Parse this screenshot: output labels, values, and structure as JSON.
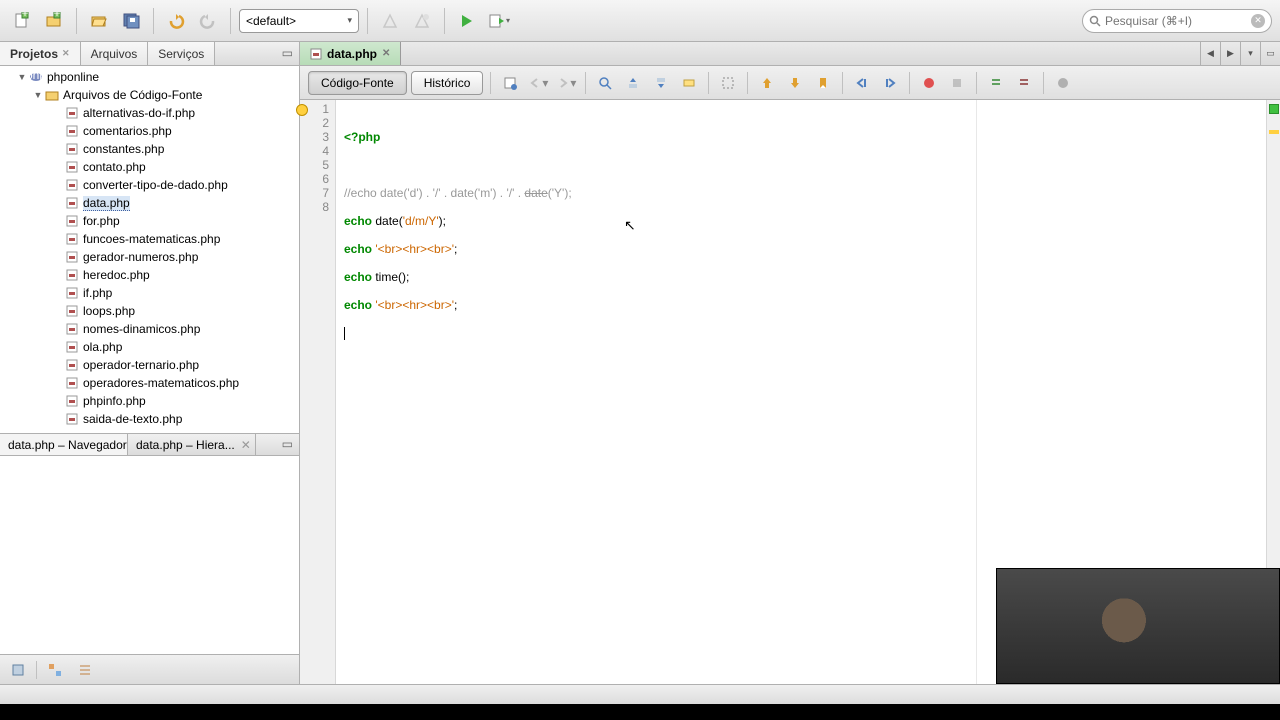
{
  "toolbar": {
    "config_selected": "<default>"
  },
  "search": {
    "placeholder": "Pesquisar (⌘+I)"
  },
  "left": {
    "tabs": [
      "Projetos",
      "Arquivos",
      "Serviços"
    ],
    "project": "phponline",
    "folder": "Arquivos de Código-Fonte",
    "files": [
      "alternativas-do-if.php",
      "comentarios.php",
      "constantes.php",
      "contato.php",
      "converter-tipo-de-dado.php",
      "data.php",
      "for.php",
      "funcoes-matematicas.php",
      "gerador-numeros.php",
      "heredoc.php",
      "if.php",
      "loops.php",
      "nomes-dinamicos.php",
      "ola.php",
      "operador-ternario.php",
      "operadores-matematicos.php",
      "phpinfo.php",
      "saida-de-texto.php"
    ],
    "selected_file": "data.php",
    "bottom_tabs": [
      "data.php – Navegador",
      "data.php – Hiera..."
    ]
  },
  "editor": {
    "tab_label": "data.php",
    "view_source": "Código-Fonte",
    "view_history": "Histórico",
    "lines": [
      {
        "n": 1,
        "hint": true,
        "t": "open"
      },
      {
        "n": 2,
        "t": "blank"
      },
      {
        "n": 3,
        "t": "comment"
      },
      {
        "n": 4,
        "t": "l4"
      },
      {
        "n": 5,
        "t": "l5"
      },
      {
        "n": 6,
        "t": "l6"
      },
      {
        "n": 7,
        "t": "l7"
      },
      {
        "n": 8,
        "t": "cursor"
      }
    ],
    "code": {
      "open": "<?php",
      "comment_prefix": "//echo date('d') . '/' . date('m') . '/' . ",
      "comment_dep": "date",
      "comment_suffix": "('Y');",
      "echo": "echo",
      "date_fn": " date(",
      "date_arg": "'d/m/Y'",
      "date_close": ");",
      "br_str": "'<br><hr><br>'",
      "semi": ";",
      "time_call": " time();"
    }
  }
}
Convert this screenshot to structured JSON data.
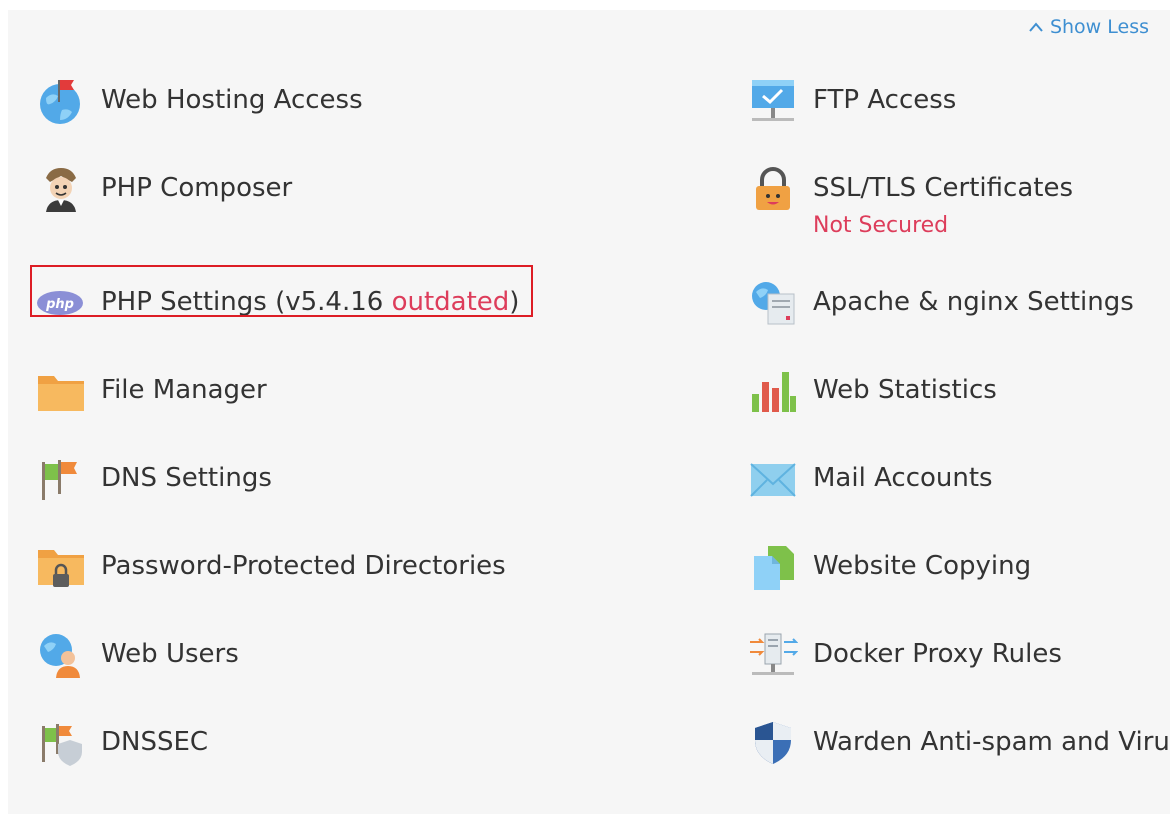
{
  "header": {
    "show_less": "Show Less"
  },
  "left_tools": [
    {
      "label": "Web Hosting Access",
      "icon": "globe-flag-icon"
    },
    {
      "label": "PHP Composer",
      "icon": "composer-conductor-icon"
    },
    {
      "label_prefix": "PHP Settings (v5.4.16 ",
      "label_warn": "outdated",
      "label_suffix": ")",
      "icon": "php-icon",
      "highlighted": true
    },
    {
      "label": "File Manager",
      "icon": "folder-icon"
    },
    {
      "label": "DNS Settings",
      "icon": "dns-flags-icon"
    },
    {
      "label": "Password-Protected Directories",
      "icon": "locked-folder-icon"
    },
    {
      "label": "Web Users",
      "icon": "globe-user-icon"
    },
    {
      "label": "DNSSEC",
      "icon": "flags-shield-icon"
    }
  ],
  "right_tools": [
    {
      "label": "FTP Access",
      "icon": "ftp-server-icon"
    },
    {
      "label": "SSL/TLS Certificates",
      "status": "Not Secured",
      "icon": "padlock-icon"
    },
    {
      "label": "Apache & nginx Settings",
      "icon": "web-server-settings-icon"
    },
    {
      "label": "Web Statistics",
      "icon": "bar-chart-icon"
    },
    {
      "label": "Mail Accounts",
      "icon": "envelope-icon"
    },
    {
      "label": "Website Copying",
      "icon": "copy-pages-icon"
    },
    {
      "label": "Docker Proxy Rules",
      "icon": "docker-proxy-icon"
    },
    {
      "label": "Warden Anti-spam and Viru",
      "icon": "shield-icon"
    }
  ],
  "colors": {
    "link": "#3e8fd1",
    "warning": "#dd3d5b",
    "highlight_border": "#dd1d25",
    "text": "#333333"
  }
}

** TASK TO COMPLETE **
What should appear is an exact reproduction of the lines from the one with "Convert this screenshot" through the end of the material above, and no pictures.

** ANSWER BOX **
Convert this screenshot to structured JSON data.
{
  "header": {
    "show_less": "Show Less"
  },
  "left_tools": [
    {
      "label": "Web Hosting Access",
      "icon": "globe-flag-icon"
    },
    {
      "label": "PHP Composer",
      "icon": "composer-conductor-icon"
    },
    {
      "label_prefix": "PHP Settings (v5.4.16 ",
      "label_warn": "outdated",
      "label_suffix": ")",
      "icon": "php-icon",
      "highlighted": true
    },
    {
      "label": "File Manager",
      "icon": "folder-icon"
    },
    {
      "label": "DNS Settings",
      "icon": "dns-flags-icon"
    },
    {
      "label": "Password-Protected Directories",
      "icon": "locked-folder-icon"
    },
    {
      "label": "Web Users",
      "icon": "globe-user-icon"
    },
    {
      "label": "DNSSEC",
      "icon": "flags-shield-icon"
    }
  ],
  "right_tools": [
    {
      "label": "FTP Access",
      "icon": "ftp-server-icon"
    },
    {
      "label": "SSL/TLS Certificates",
      "status": "Not Secured",
      "icon": "padlock-icon"
    },
    {
      "label": "Apache & nginx Settings",
      "icon": "web-server-settings-icon"
    },
    {
      "label": "Web Statistics",
      "icon": "bar-chart-icon"
    },
    {
      "label": "Mail Accounts",
      "icon": "envelope-icon"
    },
    {
      "label": "Website Copying",
      "icon": "copy-pages-icon"
    },
    {
      "label": "Docker Proxy Rules",
      "icon": "docker-proxy-icon"
    },
    {
      "label": "Warden Anti-spam and Viru",
      "icon": "shield-icon"
    }
  ],
  "colors": {
    "link": "#3e8fd1",
    "warning": "#dd3d5b",
    "highlight_border": "#dd1d25",
    "text": "#333333"
  }
}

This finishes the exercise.